Any rock fan who’s ever picked up an electric guitar has probably dreamed of becoming the next Eddie Van Halen, Jimmy Page, Nancy Wilson or Slash. But if you’re going to become a guitar hero, you’ve got to learn the basics first.
That’s where Fret Zealot comes in. With Fret Zealot, guitarists can learn how to intuitively play songs in their entirety, rather than one note or chord at a time. They can also take detailed guitar lessons and learn beginner and advanced techniques instinctively. The platform features over 3,000 lessons, over 100 courses, 80,000 song tabs, every chord and scale, 60 alternate tunings and more. After playing a note, the Fret Zealot app detects the sound and lights up where the fingers go next.
There is also an optional guitar instructional tool: an LED strip that fits just above the frets on their own guitar, showing the guitarist exactly where to put their fingers to play. The multi color LEDs sync live with videos and information on screen via Bluetooth.
Now, look: We know you’re ready to rig up your guitar with your LED system and start playing “Hot for Teacher” and “Enter Sandman.” But as you learn how to play these songs with Fret Zealot, it helps to familiarize yourself with your instrument and understand what techniques you’re incorporating into your playing. Here are 15 guitar terms that every player should know.
Alternate picking: Picking in opposite directions (up and down).
Arpeggio: The individual notes of a chord played in succession, typically in ascending or descending order.
Bend: Pushing or pulling a string up or down across a fret to raise the pitch of a note, typically done in half- or full-tone intervals.
Dropped-D tuning: Lowering the sixth string on your guitar one whole tone, from E to D (in standard tuning). Great for crushing breakdowns, or playing power chords with just one finger.
Hammer-on: Sounding a note by firmly pressing down or “hammering” on a string using a fretting-hand finger.
Harmonic: Amplified overtones that can be produced multiple ways:
Natural harmonic: touch the string directly above the fret and pluck the string hard with your picking hand.
Artificial harmonic: Touching a string with the index finger of your picking hand 12 frets higher than any fretted note, and plucking the string with another finger on your picking hand (typically either the thumb, third or fourth finger).

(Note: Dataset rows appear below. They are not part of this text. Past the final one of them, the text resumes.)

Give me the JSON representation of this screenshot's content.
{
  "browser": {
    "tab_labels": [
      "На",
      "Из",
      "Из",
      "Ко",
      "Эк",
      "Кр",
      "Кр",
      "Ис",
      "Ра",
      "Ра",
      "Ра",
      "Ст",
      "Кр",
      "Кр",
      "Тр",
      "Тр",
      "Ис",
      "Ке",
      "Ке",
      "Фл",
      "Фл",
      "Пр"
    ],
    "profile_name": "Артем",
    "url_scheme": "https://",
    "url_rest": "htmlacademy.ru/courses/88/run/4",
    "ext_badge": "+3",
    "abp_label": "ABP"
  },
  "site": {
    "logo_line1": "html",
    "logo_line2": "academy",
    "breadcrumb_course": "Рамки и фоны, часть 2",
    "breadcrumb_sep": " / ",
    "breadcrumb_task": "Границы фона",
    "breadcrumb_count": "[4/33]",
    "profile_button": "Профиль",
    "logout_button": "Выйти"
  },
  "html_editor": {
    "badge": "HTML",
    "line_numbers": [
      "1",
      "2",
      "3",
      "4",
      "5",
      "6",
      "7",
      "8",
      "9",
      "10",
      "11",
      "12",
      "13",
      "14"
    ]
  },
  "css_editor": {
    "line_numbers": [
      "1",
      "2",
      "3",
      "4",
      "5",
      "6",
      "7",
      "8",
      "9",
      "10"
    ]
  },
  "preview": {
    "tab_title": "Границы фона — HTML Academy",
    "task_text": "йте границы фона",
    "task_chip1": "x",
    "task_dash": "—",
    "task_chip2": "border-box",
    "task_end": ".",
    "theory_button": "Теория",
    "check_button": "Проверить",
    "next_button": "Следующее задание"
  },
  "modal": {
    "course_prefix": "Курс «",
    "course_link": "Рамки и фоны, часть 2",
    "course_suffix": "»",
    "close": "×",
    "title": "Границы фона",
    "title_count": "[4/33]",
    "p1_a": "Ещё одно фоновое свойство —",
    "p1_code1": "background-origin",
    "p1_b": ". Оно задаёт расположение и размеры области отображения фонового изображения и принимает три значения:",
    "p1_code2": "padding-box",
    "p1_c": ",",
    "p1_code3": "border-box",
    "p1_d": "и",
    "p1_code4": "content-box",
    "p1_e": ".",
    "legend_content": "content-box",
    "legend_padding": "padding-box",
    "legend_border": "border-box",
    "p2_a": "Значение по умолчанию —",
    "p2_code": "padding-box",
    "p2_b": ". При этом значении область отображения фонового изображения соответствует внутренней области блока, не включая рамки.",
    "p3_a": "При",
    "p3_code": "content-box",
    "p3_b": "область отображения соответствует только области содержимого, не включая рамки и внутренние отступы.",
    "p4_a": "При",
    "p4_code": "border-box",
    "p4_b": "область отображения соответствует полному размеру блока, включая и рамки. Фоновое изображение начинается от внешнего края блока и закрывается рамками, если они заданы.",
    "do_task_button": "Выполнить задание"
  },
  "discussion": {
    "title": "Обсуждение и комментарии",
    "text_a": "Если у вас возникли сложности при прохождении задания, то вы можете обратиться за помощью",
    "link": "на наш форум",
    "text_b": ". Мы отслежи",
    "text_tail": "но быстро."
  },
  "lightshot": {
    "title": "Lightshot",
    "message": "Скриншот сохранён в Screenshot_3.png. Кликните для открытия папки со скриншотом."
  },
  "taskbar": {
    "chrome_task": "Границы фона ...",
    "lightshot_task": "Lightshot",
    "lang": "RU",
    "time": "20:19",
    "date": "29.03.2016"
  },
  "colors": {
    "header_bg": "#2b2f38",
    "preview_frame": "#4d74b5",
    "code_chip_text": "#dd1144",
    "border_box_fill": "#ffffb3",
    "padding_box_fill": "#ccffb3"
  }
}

Pinch harmonics: Harmonics produced by plucking the string and having the string immediately bounce off the thumb. Accomplished by holding the pick with the thumb closer to the edge of it. Pinch harmonic “squeals” are the stock-in-trade of players like Zakk Wylde, Eddie Van Halen and Dimebag Darrell.
Tapped harmonics: A combination of harmonics and tapping. Pluck a note, then use a finger on your picking hand to tap the same string directly above the fret that’s 12 frets up from the fundamental note. (Ex. If you’re holding down the seventh fret on the G string, you would tap the G string right above the 19th fret.)
Open tuning: Tuning the guitar differently from the “standard” EADGBE low-to-high tuning so that strumming all six strings without fingering any of them produces a major or minor chord.
Palm mute: Placing the side of your picking hand closest to the guitar lightly across the strings to produce a damping effect while picking. Commonly used in hard rock and metal to create a “chugging” sound.
Power chord: A truncated chord consisting of the root note, the fifth and possibly the octave of the root. Used in countless rock and metal songs, including Black Sabbath’s “Iron Man” to Nirvana’s “Smells Like Teen Spirit.”
Pull-off: The opposite of a hammer-on; plucking a note with a finger on a higher fret, then pulling finger off to sound a lower note on the same string.
Slide: Striking a note and sliding the fretting finger up or down the neck to a different fret, creating a glissando effect. Can also be done with a glass, plastic or metal tube placed on the third or fourth finger.
Standard tuning: On a regular six-string guitar, standard tuning is EADGBE, low to high.
Tapping: Sounding notes on a guitar by simply tapping a string at any fret, rather than plucking a string. Can be done with one or both hands at the same time. The technique was popularized in the late ‘70s by Eddie Van Halen and was prevalent throughout the ‘80s.
Tremolo: A wavering or “shuddering” effect in musical tone achieved by rapidly picking or plucking a note in a down-up pattern.
Vibrato: A rapid, slight variation in pitch achieved by pushing a string up and down on the fretboard. Can also be achieved using a vibrato system, commonly referred to as a whammy bar.